About this project
I’ve been given the opportunity (in the form of an unpaid residency) to travel to the Arctic Circle,http://www.thearcticcircle.org/#. The October 2016 expedition is a gathering of artists, scientists, educators and innovators who will sail together on a traditionally-rigged Barquentine for three weeks, just 10 degrees from the north pole.
As a kid who fed myself on Treasure Island, then wrote a college thesis using pirates to wonder about radical queer subjectivities, then later volunteered at the SF Maritime Museum slopping paint on historic boats, this is a beyond-wild opportunity.
My creative work has always pushed into new frontiers of language and experience. Often this means spaces that are hard to occupy. Some examples are: a body whose gender is motley–ie not comfortably male OR female; 19th century San Francisco during the Gold Rush; the pink heat of the Mojave desert. Next the Arctic–where I’m hoping bergs of meaning and non-meaning might collide in a sentient slush.
Here at the brink of departure, with a world melting or at very least transitioning–I’m wondering about my own fantasies. About fantasies in general. What’s their possibility, their beyond-monetary cost?
While on board, I plan to write an autofiction-like novella titled: “That Damned White Arctic Killed My Time” (borrowed from a Hart Crane poem). But what will working in a small cabin, with limited-to-no daylight, no internet, low electricity, etc. actually mean?
Art that’s left the deepest mark in me–that’s most changed my personhood, my sense of being in the world, is work that scrimshaws the interior.
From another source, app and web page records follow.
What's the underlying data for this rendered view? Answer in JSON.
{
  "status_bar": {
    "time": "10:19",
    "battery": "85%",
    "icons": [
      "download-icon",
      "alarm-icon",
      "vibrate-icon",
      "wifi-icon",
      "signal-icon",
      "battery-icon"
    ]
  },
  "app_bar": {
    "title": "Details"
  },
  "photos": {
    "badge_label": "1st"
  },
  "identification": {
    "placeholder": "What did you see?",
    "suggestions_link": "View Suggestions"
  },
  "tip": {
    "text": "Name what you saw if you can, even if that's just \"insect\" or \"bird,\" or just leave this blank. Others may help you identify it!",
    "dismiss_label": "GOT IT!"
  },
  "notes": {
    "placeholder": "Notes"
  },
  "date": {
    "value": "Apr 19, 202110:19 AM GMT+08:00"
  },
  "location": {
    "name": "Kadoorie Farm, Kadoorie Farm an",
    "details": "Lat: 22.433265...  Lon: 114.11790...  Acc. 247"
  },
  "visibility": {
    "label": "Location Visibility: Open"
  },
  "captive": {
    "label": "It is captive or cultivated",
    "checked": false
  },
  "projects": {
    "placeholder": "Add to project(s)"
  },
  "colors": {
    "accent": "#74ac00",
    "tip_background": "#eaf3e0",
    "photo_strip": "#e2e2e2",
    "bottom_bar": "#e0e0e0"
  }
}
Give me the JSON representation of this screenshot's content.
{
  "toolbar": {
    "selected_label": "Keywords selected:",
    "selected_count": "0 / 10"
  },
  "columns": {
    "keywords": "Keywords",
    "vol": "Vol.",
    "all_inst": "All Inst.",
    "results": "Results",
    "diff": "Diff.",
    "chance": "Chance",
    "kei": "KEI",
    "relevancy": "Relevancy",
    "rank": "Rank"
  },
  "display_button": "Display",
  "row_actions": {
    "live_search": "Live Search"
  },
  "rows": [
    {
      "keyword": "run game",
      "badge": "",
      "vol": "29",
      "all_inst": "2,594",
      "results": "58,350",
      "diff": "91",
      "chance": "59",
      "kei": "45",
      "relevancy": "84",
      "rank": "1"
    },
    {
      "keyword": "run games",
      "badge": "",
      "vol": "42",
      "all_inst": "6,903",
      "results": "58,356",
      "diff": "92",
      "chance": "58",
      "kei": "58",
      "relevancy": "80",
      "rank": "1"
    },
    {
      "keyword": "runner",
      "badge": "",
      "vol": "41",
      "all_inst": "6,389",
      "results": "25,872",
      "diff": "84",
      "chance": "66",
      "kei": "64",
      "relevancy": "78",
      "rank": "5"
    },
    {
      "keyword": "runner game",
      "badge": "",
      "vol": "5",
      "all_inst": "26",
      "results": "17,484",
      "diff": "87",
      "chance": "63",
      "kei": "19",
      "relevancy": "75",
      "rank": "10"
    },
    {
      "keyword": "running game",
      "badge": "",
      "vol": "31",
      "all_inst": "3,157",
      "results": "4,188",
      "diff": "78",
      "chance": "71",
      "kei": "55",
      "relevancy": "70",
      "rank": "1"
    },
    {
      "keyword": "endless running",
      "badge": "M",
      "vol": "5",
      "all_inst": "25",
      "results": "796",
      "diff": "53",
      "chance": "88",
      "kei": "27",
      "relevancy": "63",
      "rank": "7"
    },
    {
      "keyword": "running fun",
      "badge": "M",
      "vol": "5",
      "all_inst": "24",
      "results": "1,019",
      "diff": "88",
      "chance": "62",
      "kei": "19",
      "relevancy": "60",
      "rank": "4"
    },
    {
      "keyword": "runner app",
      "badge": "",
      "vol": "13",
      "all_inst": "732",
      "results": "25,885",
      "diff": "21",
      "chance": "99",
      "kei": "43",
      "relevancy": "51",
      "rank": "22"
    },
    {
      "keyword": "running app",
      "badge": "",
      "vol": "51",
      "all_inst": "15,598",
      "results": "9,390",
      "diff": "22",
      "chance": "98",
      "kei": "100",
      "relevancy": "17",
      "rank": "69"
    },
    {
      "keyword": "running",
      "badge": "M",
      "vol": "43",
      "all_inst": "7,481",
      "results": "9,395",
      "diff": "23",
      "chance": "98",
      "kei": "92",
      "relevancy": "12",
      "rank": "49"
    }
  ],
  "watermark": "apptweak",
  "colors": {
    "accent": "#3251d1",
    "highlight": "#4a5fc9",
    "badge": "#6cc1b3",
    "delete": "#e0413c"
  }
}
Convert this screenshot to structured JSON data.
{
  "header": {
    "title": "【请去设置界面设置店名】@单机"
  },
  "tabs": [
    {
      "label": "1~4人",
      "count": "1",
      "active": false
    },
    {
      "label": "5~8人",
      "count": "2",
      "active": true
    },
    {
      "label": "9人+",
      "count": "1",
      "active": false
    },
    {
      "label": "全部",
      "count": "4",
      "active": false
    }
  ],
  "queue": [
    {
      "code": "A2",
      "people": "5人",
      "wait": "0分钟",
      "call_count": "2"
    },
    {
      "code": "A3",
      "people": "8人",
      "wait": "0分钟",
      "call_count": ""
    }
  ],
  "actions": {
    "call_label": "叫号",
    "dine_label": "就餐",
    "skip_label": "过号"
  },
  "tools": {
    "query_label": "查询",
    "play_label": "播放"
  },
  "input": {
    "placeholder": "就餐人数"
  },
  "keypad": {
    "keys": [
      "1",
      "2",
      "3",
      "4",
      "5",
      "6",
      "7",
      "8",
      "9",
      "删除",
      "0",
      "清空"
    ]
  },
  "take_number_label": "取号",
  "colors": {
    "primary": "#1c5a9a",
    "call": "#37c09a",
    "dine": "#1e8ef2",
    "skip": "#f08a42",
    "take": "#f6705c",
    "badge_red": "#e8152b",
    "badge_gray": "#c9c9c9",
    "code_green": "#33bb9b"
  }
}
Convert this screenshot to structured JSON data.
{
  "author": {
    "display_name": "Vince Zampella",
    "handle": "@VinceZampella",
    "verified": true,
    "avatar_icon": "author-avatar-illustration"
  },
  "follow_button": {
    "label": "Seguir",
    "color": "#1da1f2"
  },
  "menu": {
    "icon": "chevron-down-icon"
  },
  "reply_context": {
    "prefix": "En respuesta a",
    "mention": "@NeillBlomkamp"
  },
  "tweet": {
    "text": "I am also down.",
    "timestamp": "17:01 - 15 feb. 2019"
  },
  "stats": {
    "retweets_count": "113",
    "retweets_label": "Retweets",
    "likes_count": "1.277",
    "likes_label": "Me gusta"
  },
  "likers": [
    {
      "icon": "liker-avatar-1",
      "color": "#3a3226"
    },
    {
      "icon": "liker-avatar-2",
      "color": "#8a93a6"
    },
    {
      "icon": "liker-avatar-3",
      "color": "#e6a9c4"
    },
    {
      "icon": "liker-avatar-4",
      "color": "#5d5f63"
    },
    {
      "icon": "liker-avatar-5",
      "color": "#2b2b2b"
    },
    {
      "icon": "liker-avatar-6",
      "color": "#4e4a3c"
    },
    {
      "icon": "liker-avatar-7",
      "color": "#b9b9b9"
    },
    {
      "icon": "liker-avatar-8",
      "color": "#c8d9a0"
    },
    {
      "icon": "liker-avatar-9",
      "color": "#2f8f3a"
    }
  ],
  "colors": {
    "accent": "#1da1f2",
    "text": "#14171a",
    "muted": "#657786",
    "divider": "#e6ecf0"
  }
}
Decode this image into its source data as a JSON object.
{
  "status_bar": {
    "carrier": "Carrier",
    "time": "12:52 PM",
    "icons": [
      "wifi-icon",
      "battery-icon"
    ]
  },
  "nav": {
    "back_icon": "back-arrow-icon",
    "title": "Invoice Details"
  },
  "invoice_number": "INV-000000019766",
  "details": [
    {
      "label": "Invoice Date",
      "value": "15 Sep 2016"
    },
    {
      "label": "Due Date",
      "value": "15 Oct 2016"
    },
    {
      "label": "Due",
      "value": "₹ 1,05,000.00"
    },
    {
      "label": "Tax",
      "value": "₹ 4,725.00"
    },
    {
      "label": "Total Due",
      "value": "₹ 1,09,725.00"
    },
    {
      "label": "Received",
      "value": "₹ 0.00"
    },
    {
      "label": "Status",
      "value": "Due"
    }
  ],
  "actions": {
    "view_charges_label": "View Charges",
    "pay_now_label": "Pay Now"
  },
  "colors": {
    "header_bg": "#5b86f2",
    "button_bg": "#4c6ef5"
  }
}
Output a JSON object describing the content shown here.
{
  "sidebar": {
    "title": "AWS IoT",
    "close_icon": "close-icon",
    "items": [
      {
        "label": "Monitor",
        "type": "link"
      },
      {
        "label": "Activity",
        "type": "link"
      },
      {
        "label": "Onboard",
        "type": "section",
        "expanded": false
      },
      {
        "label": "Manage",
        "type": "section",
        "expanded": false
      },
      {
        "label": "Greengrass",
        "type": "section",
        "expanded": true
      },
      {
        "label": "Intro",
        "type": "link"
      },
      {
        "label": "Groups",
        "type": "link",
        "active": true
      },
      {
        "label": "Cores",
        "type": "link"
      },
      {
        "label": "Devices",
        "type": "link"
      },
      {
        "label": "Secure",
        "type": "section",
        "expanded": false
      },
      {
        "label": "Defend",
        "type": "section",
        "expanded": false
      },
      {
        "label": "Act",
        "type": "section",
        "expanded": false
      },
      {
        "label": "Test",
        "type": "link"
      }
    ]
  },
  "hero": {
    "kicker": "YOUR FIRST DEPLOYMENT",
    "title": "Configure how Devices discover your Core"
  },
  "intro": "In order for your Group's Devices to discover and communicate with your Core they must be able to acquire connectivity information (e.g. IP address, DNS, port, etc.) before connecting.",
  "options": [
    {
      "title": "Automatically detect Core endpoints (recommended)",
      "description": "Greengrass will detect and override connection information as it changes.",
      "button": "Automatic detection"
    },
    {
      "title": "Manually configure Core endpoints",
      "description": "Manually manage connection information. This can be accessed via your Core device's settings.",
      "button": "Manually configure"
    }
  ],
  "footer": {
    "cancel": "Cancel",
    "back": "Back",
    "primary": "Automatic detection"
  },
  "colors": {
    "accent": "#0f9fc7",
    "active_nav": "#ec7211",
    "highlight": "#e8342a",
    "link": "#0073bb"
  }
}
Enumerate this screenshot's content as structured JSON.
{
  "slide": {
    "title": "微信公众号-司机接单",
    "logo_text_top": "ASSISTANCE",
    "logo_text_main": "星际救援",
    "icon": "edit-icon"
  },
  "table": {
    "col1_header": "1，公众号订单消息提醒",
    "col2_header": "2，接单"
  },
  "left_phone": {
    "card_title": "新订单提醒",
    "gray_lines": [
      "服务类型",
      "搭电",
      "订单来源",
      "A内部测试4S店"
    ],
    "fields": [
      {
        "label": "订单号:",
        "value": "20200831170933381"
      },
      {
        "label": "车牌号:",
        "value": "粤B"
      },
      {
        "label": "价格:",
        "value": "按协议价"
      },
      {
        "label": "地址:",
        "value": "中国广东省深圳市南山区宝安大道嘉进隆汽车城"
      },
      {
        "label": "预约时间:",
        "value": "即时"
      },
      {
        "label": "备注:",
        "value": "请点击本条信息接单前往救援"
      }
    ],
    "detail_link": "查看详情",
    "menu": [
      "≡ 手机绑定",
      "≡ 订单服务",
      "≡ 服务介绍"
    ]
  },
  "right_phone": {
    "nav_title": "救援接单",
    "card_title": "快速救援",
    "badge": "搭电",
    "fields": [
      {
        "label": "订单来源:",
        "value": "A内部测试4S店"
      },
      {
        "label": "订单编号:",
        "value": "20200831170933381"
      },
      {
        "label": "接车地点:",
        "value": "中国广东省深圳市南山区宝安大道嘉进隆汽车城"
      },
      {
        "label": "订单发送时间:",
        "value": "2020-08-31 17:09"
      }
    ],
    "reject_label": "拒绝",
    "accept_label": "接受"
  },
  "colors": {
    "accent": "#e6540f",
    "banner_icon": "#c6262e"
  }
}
Limiting myself to handwritten journals, moving around the deck as a porous body, testing fantasy space against whatever I might actually encounter, locating “self” on a moving ship, in terrain that is itself in great and traumatic flux–these conditions will shape the work completely.
On return, I’ll print a limited edition book from whatever comes. A work that is ongoing, corporeal, material, curious about and vulnerable to a planet full of “us”…?
Quick rundown of costs: Trip fees – $6300; Travel to and from Longyearben – $1750; expedition gear/supplies – $500; That Damned White Arctic Killed My Time book – $2000.
The residency starts in Longyearben, Norway (the only 365 day/year inhabited town in the Arctic Circle). From there we enter the International Territory of Svalbard–an archipelago of islands that’s a breeding ground for wildlife (including polar bears + arctic foxes). Maybe most important as an experience frame–the 24 hr/day “polar night” begins on October 26th, so we’ll be working directly in its shade or twilight.
Risks and challenges
Invited to a Polar bear dinner date, but only 1 plate. Scurvy. Seasickness from ALL THE WRITING.